"Whereas the other animals live by impressions and memories, and have but a ([comparatively] small share of experience, the human race lives also by art and reasoning (τέχνῃ καὶ λογισμοῖς). ... Experience seems very similar to science and art, but actually it is through experience that men acquire science and art (ἐπιστήμη καὶ τέχνη). ... Art is produced when from many notions of experience a single universal (καθόλου) judgment is formed with regard to like objects. To have a judgment that when Callias was suffering from this or that disease this or that benefited him, and similarly with Socrates and various other individuals, is a matter of experience; but to judge that it benefits all persons of a certain type, considered as a class, who suffer from this or that disease (e.g. the phlegmatic or bilious when suffering from burning fever) is a matter of art. ... We consider that knowledge and proficiency belong to art rather than to experience. .... Men of experience know that the thing is so, but do not know the why, while the others know the why and the cause (οἱ μὲν γὰρ ἔμπειροι τὸ ὅτι μὲν ἴσασι, διότι δ᾽ οὐκ ἴσασιν: οἱ δὲ τὸ διότι καὶ τὴν αἰτίαν γνωρίζουσιν)" (Metaphysics I.1.980b25). Aristotle's contrast (in the Metaphysics) between the medical practitioner and theorist helps show how he understands the cognition he identifies as "knowledge (ἐπιστήμη). As a matter of "experience" (ἐμπειρία), the practitioner forms the generalization that patients who look a certain way respond to a certain treatment. The practitioner, however, does not have "knowledge" (ἐπιστήμη) because he does not grasp the universal feature that distinguishes those who benefit when they suffer from the disease from those who do not benefit. Aristotle cites having a phlegmatic condition is the example of such a feature. It is only by grasping such a feature that a human being can form more than the empirical generalization and thus have the knowledge in the judgment that all patients characterized by the feature will benefit from the treatment. The universal is part of the account of why the patients benefit. There is a necessary and hence universal connection between patients of the kind and benefiting from the treatment, and Aristotle thinks this connection explains why the treatment is successful for patients with the disease.
The Happiest Life for a Human Being
"That which is proper (οἰκεῖον) to each thing is by nature the best and most pleasant for it. For man this is the life according to the intellect (ὁ κατὰ τὸν νοῦν βίος), if this [the intellect] more than anything else is man. Therefore this life will be the happiest" (Nicomachean Ethics X.7.1178a5).
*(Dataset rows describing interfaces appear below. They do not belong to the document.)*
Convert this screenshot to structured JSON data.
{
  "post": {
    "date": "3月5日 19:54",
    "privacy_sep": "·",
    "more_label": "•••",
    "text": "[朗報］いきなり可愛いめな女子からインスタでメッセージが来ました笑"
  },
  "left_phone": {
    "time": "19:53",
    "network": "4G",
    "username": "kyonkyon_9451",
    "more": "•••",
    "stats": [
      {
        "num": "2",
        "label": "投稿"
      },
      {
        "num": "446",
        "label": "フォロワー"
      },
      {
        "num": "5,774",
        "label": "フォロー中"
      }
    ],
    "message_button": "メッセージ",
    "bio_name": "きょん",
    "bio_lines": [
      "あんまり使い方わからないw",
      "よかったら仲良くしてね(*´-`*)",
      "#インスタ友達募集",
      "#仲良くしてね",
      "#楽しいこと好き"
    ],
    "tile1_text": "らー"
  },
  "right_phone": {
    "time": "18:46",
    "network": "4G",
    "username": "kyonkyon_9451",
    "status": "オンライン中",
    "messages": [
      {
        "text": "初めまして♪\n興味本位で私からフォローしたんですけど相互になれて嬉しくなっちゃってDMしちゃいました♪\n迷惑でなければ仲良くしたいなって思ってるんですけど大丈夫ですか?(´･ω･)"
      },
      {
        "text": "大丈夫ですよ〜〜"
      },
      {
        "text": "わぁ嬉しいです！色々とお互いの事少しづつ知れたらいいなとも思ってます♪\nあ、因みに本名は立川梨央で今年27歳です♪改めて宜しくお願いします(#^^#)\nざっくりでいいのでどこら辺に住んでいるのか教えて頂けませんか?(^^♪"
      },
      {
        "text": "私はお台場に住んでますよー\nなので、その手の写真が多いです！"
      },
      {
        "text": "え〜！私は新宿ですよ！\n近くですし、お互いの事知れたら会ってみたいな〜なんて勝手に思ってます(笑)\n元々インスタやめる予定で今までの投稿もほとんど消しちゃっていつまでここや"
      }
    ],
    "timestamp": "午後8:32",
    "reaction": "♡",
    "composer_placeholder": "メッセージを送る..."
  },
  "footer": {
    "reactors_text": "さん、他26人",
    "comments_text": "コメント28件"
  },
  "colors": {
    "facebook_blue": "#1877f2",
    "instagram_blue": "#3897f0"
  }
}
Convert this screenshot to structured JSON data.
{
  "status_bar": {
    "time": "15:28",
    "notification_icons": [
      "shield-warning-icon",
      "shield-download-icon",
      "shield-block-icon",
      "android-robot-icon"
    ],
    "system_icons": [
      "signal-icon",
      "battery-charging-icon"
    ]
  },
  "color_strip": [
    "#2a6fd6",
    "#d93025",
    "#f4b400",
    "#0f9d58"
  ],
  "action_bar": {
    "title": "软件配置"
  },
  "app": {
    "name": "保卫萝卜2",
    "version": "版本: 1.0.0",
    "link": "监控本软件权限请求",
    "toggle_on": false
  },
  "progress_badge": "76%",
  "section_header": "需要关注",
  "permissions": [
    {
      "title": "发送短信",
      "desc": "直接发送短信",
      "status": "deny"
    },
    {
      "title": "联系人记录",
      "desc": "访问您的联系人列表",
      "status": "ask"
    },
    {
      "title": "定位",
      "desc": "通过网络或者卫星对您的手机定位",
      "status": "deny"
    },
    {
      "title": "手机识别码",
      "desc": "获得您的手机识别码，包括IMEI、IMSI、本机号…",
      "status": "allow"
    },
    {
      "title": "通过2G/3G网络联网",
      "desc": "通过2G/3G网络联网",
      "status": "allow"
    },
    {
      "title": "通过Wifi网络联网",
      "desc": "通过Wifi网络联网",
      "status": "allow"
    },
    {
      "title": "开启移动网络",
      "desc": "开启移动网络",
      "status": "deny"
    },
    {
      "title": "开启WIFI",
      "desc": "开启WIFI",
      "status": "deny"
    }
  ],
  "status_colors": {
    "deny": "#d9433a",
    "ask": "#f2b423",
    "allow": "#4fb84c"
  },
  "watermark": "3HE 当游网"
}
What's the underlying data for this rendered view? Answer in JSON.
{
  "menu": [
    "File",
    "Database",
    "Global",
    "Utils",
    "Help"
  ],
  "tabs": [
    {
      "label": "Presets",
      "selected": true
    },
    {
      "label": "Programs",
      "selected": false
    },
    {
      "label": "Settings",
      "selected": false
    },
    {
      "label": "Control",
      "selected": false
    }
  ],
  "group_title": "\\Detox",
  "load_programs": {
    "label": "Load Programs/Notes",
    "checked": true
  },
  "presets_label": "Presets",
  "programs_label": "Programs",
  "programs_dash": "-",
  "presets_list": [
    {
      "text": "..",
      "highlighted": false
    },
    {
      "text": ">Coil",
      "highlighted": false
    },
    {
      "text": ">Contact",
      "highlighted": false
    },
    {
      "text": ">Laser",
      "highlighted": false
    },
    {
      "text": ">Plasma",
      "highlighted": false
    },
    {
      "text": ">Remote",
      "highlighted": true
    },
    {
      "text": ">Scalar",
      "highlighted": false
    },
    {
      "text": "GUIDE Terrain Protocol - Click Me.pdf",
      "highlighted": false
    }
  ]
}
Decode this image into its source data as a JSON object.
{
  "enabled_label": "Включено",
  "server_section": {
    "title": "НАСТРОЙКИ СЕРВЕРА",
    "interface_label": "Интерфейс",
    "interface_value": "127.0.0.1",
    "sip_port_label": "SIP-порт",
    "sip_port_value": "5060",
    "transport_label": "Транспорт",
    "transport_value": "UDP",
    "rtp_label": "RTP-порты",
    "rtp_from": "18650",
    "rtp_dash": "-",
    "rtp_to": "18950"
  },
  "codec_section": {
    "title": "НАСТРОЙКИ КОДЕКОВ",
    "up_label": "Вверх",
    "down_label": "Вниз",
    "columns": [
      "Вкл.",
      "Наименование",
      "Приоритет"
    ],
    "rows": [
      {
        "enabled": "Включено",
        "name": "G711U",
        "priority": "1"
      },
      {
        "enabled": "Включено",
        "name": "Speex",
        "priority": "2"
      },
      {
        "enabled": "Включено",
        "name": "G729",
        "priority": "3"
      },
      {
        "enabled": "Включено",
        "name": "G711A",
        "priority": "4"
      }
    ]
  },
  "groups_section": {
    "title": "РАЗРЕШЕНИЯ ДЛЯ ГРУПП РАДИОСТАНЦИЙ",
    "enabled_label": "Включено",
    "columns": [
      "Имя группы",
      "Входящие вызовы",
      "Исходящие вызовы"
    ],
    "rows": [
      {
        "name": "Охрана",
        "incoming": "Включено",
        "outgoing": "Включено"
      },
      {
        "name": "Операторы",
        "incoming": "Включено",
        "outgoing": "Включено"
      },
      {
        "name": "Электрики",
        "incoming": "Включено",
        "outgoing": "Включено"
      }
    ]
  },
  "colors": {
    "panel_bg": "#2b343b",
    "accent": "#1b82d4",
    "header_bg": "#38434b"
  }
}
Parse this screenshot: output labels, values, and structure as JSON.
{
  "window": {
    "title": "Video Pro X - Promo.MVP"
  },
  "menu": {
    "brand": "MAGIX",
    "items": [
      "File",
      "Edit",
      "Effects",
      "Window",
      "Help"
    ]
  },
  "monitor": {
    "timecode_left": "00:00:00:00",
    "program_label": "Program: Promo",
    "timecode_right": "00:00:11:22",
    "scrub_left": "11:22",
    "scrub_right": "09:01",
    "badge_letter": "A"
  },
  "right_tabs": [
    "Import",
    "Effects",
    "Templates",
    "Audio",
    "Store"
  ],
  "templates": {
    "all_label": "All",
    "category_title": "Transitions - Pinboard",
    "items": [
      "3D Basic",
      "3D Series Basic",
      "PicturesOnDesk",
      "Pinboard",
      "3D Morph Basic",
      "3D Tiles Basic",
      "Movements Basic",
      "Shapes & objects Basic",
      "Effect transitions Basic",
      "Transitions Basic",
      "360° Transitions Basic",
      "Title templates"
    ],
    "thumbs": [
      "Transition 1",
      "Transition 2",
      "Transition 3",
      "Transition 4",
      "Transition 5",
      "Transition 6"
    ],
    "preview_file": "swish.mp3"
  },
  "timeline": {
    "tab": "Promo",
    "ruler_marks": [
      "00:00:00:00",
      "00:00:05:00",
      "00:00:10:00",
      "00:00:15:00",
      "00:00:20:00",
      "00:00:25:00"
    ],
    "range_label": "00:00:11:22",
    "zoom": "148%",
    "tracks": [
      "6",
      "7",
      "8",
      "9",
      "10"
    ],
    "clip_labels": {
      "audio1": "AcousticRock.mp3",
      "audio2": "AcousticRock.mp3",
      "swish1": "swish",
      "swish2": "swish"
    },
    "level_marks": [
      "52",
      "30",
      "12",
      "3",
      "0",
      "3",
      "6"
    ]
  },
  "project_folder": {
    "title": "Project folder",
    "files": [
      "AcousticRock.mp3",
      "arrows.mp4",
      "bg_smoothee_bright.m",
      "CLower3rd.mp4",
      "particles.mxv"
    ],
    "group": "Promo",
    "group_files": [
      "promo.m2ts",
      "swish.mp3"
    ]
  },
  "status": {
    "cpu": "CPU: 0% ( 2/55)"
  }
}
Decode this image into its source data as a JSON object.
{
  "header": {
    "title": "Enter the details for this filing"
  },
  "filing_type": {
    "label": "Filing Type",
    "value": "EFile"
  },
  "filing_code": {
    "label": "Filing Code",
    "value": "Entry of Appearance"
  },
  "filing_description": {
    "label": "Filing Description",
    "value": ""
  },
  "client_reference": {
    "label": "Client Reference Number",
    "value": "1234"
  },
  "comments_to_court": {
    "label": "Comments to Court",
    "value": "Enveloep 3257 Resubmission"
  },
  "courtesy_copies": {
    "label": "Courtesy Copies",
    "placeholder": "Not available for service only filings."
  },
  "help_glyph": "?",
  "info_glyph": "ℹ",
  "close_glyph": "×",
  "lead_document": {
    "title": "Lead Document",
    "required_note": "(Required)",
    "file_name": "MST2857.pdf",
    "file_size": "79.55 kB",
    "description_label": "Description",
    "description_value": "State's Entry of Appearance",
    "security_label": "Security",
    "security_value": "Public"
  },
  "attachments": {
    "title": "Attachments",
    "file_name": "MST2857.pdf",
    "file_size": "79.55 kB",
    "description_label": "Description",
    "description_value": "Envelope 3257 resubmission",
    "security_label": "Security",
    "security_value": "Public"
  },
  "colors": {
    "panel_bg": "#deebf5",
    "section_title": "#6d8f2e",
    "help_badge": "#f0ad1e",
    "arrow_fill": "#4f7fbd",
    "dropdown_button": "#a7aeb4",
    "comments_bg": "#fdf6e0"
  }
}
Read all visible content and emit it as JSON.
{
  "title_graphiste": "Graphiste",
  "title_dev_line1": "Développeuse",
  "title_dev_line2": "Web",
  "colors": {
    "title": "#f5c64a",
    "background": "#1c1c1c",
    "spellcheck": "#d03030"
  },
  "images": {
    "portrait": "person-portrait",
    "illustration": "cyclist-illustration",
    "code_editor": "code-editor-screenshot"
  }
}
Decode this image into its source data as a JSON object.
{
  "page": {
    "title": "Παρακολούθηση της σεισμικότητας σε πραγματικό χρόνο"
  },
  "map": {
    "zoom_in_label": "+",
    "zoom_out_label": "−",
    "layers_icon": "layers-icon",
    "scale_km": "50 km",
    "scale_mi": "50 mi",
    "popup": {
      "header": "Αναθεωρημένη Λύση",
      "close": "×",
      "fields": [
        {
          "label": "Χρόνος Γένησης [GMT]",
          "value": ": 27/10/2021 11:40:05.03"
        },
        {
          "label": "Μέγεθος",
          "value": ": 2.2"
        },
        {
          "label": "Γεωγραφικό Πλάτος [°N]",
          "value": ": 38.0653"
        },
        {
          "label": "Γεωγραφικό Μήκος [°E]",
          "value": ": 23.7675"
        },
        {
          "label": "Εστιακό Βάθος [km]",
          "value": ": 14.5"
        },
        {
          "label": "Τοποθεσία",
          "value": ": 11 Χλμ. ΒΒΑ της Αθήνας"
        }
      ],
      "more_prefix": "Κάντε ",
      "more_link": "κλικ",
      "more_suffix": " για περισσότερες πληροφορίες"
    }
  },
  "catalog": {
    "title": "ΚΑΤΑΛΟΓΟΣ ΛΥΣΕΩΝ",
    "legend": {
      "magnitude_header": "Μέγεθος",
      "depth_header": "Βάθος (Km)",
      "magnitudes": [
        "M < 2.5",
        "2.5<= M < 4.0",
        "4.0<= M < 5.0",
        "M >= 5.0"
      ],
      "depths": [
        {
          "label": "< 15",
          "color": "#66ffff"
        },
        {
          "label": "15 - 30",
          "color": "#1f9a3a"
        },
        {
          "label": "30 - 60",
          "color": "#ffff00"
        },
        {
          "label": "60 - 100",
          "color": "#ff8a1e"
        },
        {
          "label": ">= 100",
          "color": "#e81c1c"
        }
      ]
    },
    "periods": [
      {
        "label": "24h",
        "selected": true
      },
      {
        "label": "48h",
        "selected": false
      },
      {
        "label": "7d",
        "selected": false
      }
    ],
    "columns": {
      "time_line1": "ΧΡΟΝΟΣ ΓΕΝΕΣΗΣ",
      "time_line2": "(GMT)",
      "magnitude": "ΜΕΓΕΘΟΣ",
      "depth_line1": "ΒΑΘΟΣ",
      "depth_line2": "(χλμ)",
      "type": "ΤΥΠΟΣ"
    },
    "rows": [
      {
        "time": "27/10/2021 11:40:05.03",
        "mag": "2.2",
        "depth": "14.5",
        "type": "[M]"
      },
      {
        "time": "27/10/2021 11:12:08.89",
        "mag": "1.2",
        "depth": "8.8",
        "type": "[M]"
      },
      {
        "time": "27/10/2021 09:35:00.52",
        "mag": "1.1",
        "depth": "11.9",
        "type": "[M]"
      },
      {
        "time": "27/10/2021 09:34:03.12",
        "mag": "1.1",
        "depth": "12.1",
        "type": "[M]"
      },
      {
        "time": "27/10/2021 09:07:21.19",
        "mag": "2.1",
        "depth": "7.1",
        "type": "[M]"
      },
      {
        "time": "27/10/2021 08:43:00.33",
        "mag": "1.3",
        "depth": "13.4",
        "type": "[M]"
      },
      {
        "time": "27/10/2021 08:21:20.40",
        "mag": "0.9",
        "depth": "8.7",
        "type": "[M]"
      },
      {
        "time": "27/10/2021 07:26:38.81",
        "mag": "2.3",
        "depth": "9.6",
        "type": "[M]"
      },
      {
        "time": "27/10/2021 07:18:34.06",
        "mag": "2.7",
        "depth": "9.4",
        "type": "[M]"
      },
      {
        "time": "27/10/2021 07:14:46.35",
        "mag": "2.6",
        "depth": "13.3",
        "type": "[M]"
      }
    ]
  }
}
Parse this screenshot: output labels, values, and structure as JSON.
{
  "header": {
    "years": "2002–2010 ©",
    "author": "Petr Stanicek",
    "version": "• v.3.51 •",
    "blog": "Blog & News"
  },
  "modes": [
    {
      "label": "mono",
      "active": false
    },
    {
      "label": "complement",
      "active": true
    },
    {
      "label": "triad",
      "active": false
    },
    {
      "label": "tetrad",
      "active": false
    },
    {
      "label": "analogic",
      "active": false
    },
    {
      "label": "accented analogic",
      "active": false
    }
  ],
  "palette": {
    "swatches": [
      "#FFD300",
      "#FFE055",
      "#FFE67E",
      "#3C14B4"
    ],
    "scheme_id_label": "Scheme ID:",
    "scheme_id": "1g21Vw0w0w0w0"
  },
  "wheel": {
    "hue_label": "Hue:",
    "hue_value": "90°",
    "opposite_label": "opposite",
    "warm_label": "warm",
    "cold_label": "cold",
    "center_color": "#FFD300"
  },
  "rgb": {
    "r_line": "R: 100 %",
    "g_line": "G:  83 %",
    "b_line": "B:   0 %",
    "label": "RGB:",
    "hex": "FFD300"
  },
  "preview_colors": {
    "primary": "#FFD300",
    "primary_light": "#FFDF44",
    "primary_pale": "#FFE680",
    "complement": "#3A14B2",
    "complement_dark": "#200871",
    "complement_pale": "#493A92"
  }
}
1. What is most proper to a thing is best and most pleasant for it.
2. The intellect is most proper to human beings.
3. If (1) and (2) are true, "the life according to the intellect" is the happiest for a human being.
4. "[T]he life according to the intellect" is the happiest for a human being.
Aristotle is Platonist about the good life and happiness. He accepts Plato's view and casts it in a new ontology and provides a clear and more detailed understanding of reason in human beings.
Perseus Digital Library:
Aristotle, Nicomachean Ethics, Eudemian Ethics
Henry George Liddell, Robert Scott, A Greek-English Lexicon:
εὐδαιμονέστατος, eudaimonestatos, adjective, superalative of εὐδαίμων ("happy"),
οἰκεῖος, oikeios, adjective, "proper, fitting, suitable"